Leave out the pictures and restate every entry word for word.

Working data Start Marker

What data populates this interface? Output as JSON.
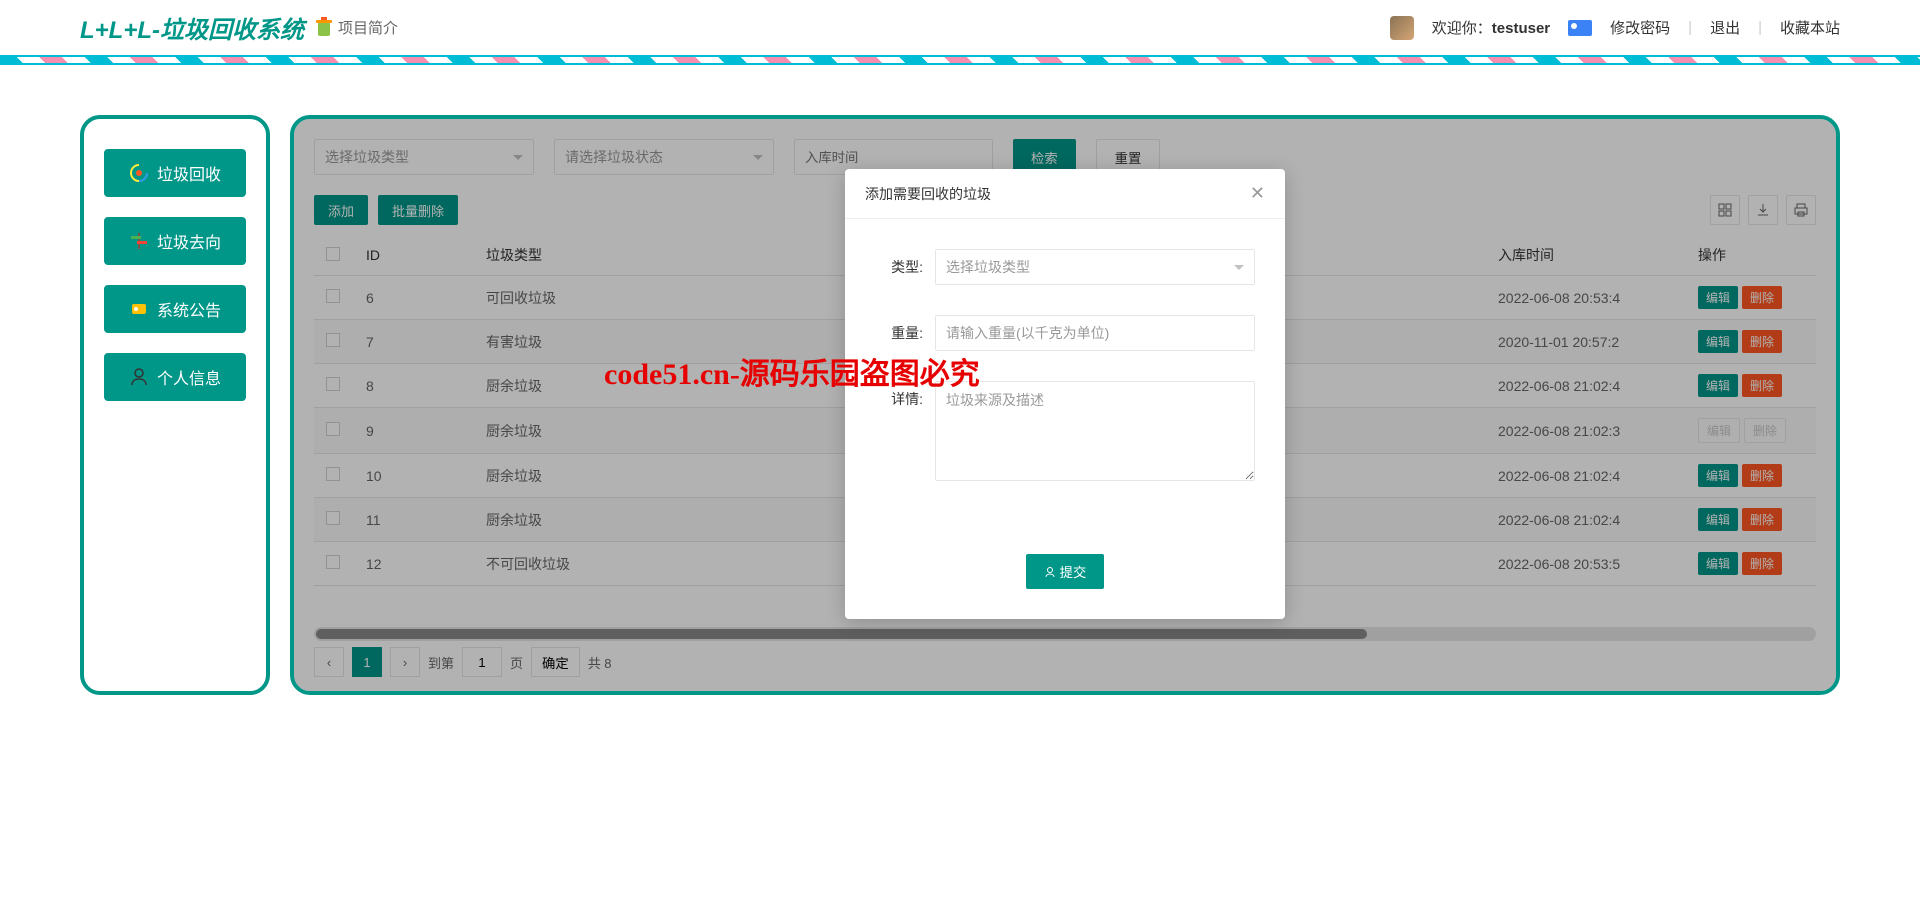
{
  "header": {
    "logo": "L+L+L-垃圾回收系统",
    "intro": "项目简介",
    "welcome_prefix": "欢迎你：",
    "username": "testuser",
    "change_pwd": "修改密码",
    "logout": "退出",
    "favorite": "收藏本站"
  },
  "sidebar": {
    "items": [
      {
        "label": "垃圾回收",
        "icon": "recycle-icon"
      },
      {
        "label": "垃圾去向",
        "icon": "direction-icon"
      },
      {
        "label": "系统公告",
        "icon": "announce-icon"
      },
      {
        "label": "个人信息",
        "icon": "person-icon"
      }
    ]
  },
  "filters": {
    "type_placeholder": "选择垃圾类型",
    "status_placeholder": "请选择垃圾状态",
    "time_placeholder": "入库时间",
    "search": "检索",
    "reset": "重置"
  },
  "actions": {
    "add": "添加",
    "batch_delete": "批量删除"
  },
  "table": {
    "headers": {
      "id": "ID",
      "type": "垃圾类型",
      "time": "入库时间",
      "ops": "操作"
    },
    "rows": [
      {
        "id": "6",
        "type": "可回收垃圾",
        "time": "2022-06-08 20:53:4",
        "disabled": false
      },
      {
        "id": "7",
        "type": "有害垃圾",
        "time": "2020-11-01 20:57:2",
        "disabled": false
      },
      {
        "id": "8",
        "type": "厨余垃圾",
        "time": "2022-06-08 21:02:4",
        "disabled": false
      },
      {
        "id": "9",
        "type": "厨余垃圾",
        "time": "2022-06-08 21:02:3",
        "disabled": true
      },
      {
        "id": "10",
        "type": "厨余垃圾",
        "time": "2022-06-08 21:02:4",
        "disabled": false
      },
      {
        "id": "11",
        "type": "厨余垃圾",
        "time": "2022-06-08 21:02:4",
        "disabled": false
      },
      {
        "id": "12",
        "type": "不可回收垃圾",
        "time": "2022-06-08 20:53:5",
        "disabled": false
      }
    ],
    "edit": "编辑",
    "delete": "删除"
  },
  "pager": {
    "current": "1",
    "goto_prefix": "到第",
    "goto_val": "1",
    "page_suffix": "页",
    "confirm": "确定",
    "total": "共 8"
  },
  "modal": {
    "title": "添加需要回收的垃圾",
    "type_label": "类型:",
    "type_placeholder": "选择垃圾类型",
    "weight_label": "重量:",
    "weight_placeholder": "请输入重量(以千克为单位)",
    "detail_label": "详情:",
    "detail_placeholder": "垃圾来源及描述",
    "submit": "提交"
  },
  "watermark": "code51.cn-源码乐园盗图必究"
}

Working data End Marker

* _Exercise response_:
What data populates this interface? Output as JSON.
{
  "header": {
    "logo": "L+L+L-垃圾回收系统",
    "intro": "项目简介",
    "welcome_prefix": "欢迎你：",
    "username": "testuser",
    "change_pwd": "修改密码",
    "logout": "退出",
    "favorite": "收藏本站"
  },
  "sidebar": {
    "items": [
      {
        "label": "垃圾回收",
        "icon": "recycle-icon"
      },
      {
        "label": "垃圾去向",
        "icon": "direction-icon"
      },
      {
        "label": "系统公告",
        "icon": "announce-icon"
      },
      {
        "label": "个人信息",
        "icon": "person-icon"
      }
    ]
  },
  "filters": {
    "type_placeholder": "选择垃圾类型",
    "status_placeholder": "请选择垃圾状态",
    "time_placeholder": "入库时间",
    "search": "检索",
    "reset": "重置"
  },
  "actions": {
    "add": "添加",
    "batch_delete": "批量删除"
  },
  "table": {
    "headers": {
      "id": "ID",
      "type": "垃圾类型",
      "time": "入库时间",
      "ops": "操作"
    },
    "rows": [
      {
        "id": "6",
        "type": "可回收垃圾",
        "time": "2022-06-08 20:53:4",
        "disabled": false
      },
      {
        "id": "7",
        "type": "有害垃圾",
        "time": "2020-11-01 20:57:2",
        "disabled": false
      },
      {
        "id": "8",
        "type": "厨余垃圾",
        "time": "2022-06-08 21:02:4",
        "disabled": false
      },
      {
        "id": "9",
        "type": "厨余垃圾",
        "time": "2022-06-08 21:02:3",
        "disabled": true
      },
      {
        "id": "10",
        "type": "厨余垃圾",
        "time": "2022-06-08 21:02:4",
        "disabled": false
      },
      {
        "id": "11",
        "type": "厨余垃圾",
        "time": "2022-06-08 21:02:4",
        "disabled": false
      },
      {
        "id": "12",
        "type": "不可回收垃圾",
        "time": "2022-06-08 20:53:5",
        "disabled": false
      }
    ],
    "edit": "编辑",
    "delete": "删除"
  },
  "pager": {
    "current": "1",
    "goto_prefix": "到第",
    "goto_val": "1",
    "page_suffix": "页",
    "confirm": "确定",
    "total": "共 8"
  },
  "modal": {
    "title": "添加需要回收的垃圾",
    "type_label": "类型:",
    "type_placeholder": "选择垃圾类型",
    "weight_label": "重量:",
    "weight_placeholder": "请输入重量(以千克为单位)",
    "detail_label": "详情:",
    "detail_placeholder": "垃圾来源及描述",
    "submit": "提交"
  },
  "watermark": "code51.cn-源码乐园盗图必究"
}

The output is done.